If you look at my sock drawer, its almost overflowing with the heap of messily rolled, colorful footwear. It's NOT organized at all. Once upon a time, my sock drawer was full of white athletic socks--All of them very boring, and very 'ctional. (That's functional minus the FUN.) They were constantly getting lost in the dryer or misplaced in a siblings drawer. Wearing them was just routine. I would grab a pair of socks in the morning and not think about them till I took them off at night. Then one day a few years ago, I was at Target (the mecca of all socks beautiful) and saw this amazing three pack of knee-highs. They were stripey, ribbed and argyle. I bought them. Like guppies, they multiplied quickly. As my boring white athletic socks eventually got holes and were thrown out, (or eaten by the dryer) they were replaced by colorful ones of all themes and styles. Some I bought myself, but many were given me by my bonus dad. You see, he likes giving random gifts and he's quirky, and what's quirkier than giving colorful socks? He hid them in my costume box during summer musical rehearsals, he left them on the seat of my car with crazy poems when he came to visit the library where I worked, and he's mailed them across the state to me when I'm at school. They usually go along with the closest holiday or season: Valentines, St. Patrick's, Christmas, Autumn, Going back to school, Coming home from school, Random visits or whatever else he can think of.

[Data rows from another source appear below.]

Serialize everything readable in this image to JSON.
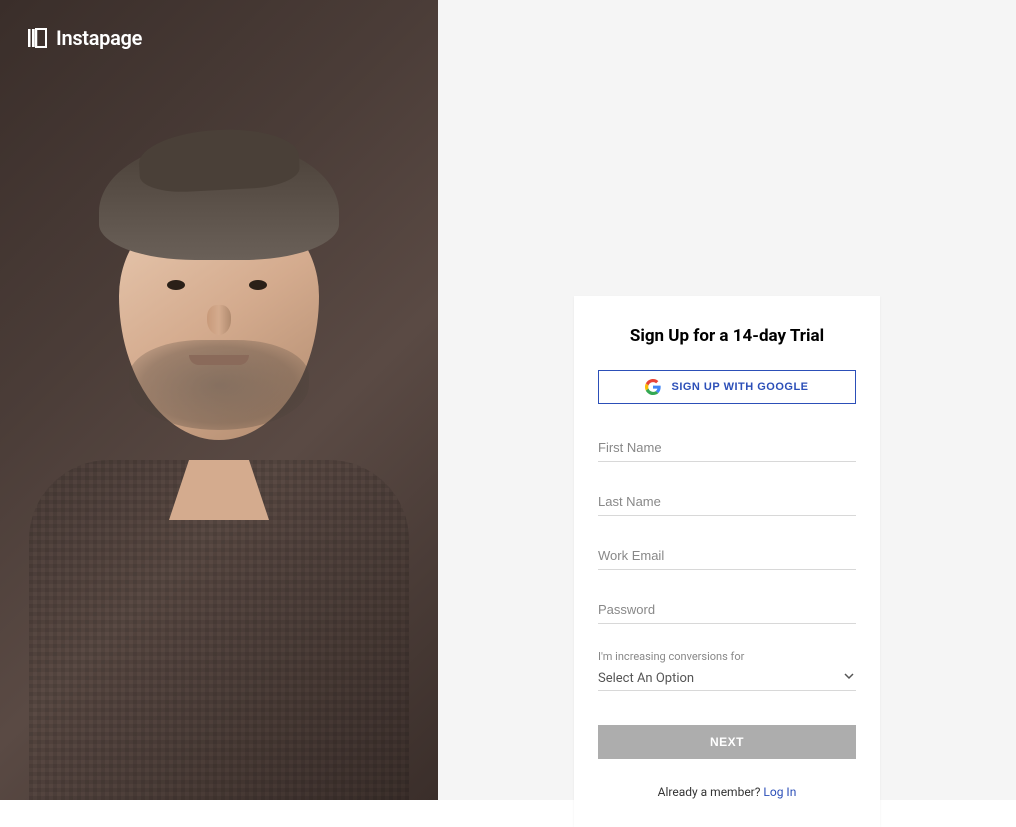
{
  "brand": {
    "name": "Instapage"
  },
  "signup": {
    "title": "Sign Up for a 14-day Trial",
    "google_button": "SIGN UP WITH GOOGLE",
    "fields": {
      "first_name_placeholder": "First Name",
      "last_name_placeholder": "Last Name",
      "email_placeholder": "Work Email",
      "password_placeholder": "Password"
    },
    "select": {
      "label": "I'm increasing conversions for",
      "value": "Select An Option"
    },
    "next_button": "NEXT",
    "footer": {
      "prompt": "Already a member? ",
      "link": "Log In"
    }
  }
}
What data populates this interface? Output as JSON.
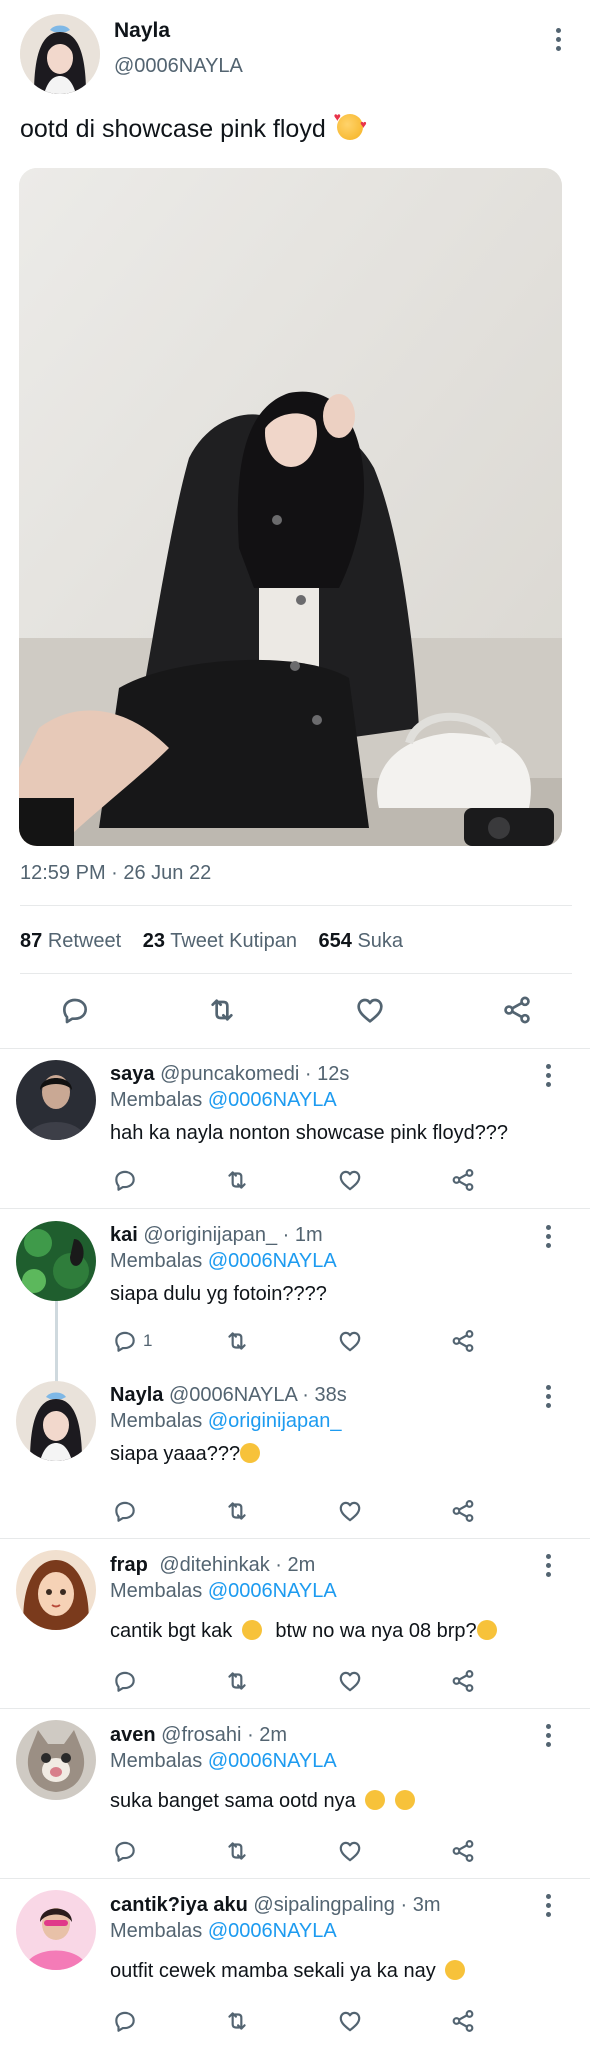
{
  "tweet": {
    "author_name": "Nayla",
    "author_handle": "@0006NAYLA",
    "text": "ootd di showcase pink floyd",
    "timestamp": "12:59 PM · 26 Jun 22",
    "stats": {
      "retweets_count": "87",
      "retweets_label": "Retweet",
      "quotes_count": "23",
      "quotes_label": "Tweet Kutipan",
      "likes_count": "654",
      "likes_label": "Suka"
    }
  },
  "replies": [
    {
      "name": "saya",
      "handle": "@puncakomedi",
      "time": "· 12s",
      "replying_label": "Membalas",
      "replying_to": "@0006NAYLA",
      "text": "hah ka nayla nonton showcase pink floyd???",
      "reply_count": ""
    },
    {
      "name": "kai",
      "handle": "@originijapan_",
      "time": "· 1m",
      "replying_label": "Membalas",
      "replying_to": "@0006NAYLA",
      "text": "siapa dulu yg fotoin????",
      "reply_count": "1"
    },
    {
      "name": "Nayla",
      "handle": "@0006NAYLA",
      "time": "· 38s",
      "replying_label": "Membalas",
      "replying_to": "@originijapan_",
      "text": "siapa yaaa???",
      "reply_count": ""
    },
    {
      "name": "frap",
      "handle": "@ditehinkak",
      "time": "· 2m",
      "replying_label": "Membalas",
      "replying_to": "@0006NAYLA",
      "text": "cantik bgt kak",
      "text2": "btw no wa nya 08 brp?",
      "reply_count": ""
    },
    {
      "name": "aven",
      "handle": "@frosahi",
      "time": "· 2m",
      "replying_label": "Membalas",
      "replying_to": "@0006NAYLA",
      "text": "suka banget sama ootd nya",
      "reply_count": ""
    },
    {
      "name": "cantik?iya aku",
      "handle": "@sipalingpaling",
      "time": "· 3m",
      "replying_label": "Membalas",
      "replying_to": "@0006NAYLA",
      "text": "outfit cewek mamba sekali ya ka nay",
      "reply_count": ""
    }
  ],
  "icons": {
    "reply": "speech-bubble",
    "retweet": "retweet-arrows",
    "like": "heart",
    "share": "share-nodes",
    "more": "vertical-ellipsis"
  },
  "colors": {
    "link": "#1d9bf0",
    "muted": "#536471",
    "text": "#0f1419",
    "divider": "#e7e9ea"
  }
}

Since making the switch to colorful socks I have found  that there a quiet a few benefits to them.
1. They make a ordinary day extraordinary. No one but you may see them, but if the day is dull and grey, just glance down at your feet, and let the pop of color brighten your day.
2. Making the choice of socks first thing in the morning may sometimes be the only thing you have control of in your day (especially if your life is that of a crazy-busy college student), but just remember, there will be days when choosing which socks to wear will be the hardest decision you have to make that day. Look forward to those days. They WILL come.
3. Everyone needs a pair of lucky socks for test days. I wear my blue and silver striped ones. They're Ravenclaw.
and last but most certainly not least:
4. When you come from a large family like I do, folding laundry--especially the fourteen billion pairs of sports socks that all look similar--can be a fate worse than getting your teeth drilled at the dentist. When you have colored socks, with not a single pair duplicated, your task becomes fourteen times easier.

Wear fun socks.

Enjoy life.